Here, I provide a short summary of a recent research that we undertook to improve the Canadian Land Surface Scheme (CLASS) in terms of hydrological processes. Regional and global climate model simulated streamflows for high-latitude regions show systematic biases, particularly in the timing and magnitude of spring peak flows. Though these biases could be related to the snow water equivalent and spring temperature biases in models, a good part of these biases is due to the unaccounted effects of non-uniform infiltration capacity of the frozen ground and other related processes. In this research, the treatment of frozen water in the Canadian Land Surface Scheme (CLASS), which is used in the Canadian regional and global climate models, is modified to include fractional permeable area, supercooled liquid water and a new formulation for hydraulic conductivity. The impacts of these modifications on the regional hydrology, particularly streamflow, were assessed by comparing the original and modified versions of CLASS over a northeast Canadian domain.
Results suggest statistically significant decreases in infiltration and therefore soil moisture during the snowmelt season for the simulation with the new hydraulic conductivity and matric potential formulations and fractional permeable area concept compared to the original version of CLASS, which is also reflected in the increased spring surface runoff (figure) and streamflows in this simulation with modified CLASS over most of the study domain. The simulated spring peaks and their timing in this simulation are also in better agreement to those observed.

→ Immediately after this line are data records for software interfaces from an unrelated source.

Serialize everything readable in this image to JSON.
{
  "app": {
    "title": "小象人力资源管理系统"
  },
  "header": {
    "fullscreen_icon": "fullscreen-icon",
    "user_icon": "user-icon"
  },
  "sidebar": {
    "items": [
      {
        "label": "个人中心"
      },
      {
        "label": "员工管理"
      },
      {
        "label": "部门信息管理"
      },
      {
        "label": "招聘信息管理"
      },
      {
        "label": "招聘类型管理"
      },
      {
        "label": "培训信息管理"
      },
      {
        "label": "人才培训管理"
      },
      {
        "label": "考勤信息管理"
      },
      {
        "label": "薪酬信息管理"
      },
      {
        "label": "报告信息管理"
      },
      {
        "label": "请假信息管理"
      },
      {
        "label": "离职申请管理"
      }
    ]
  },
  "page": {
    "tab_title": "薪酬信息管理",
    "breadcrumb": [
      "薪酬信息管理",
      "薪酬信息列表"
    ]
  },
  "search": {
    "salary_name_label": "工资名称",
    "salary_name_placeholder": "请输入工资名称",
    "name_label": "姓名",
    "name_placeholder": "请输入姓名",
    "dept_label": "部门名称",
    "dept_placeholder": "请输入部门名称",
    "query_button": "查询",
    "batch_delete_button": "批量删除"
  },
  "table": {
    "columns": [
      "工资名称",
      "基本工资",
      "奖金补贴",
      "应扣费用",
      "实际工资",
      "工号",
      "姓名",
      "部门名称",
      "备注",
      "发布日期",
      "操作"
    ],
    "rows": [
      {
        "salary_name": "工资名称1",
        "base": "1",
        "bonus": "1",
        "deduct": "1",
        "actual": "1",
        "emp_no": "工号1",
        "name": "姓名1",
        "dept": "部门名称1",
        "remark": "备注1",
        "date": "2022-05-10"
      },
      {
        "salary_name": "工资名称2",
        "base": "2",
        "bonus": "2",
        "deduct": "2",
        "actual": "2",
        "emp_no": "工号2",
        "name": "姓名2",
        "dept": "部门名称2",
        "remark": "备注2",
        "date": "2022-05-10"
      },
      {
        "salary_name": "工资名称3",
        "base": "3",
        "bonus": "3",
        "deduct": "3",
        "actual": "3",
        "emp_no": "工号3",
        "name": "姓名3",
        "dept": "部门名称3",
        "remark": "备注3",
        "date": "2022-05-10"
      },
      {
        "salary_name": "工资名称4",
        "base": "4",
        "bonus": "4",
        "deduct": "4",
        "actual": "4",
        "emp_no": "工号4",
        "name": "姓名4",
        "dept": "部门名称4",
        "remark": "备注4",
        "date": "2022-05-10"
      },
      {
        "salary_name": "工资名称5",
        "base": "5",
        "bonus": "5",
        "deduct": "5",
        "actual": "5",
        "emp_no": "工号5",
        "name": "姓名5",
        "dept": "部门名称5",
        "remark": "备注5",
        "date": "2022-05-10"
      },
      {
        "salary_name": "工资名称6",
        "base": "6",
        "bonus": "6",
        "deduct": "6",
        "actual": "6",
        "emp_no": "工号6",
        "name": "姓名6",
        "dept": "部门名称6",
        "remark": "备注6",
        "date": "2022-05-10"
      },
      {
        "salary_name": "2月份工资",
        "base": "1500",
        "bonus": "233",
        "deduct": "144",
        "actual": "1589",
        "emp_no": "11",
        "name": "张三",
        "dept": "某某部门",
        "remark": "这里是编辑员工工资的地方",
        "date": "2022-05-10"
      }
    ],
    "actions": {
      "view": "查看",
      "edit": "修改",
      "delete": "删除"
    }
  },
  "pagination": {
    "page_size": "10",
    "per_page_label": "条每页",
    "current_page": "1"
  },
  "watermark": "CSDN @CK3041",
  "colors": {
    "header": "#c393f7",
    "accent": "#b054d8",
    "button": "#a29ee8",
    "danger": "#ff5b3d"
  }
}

Consult http://link.springer.com/article/10.1007/s00704-015-1618-4 for details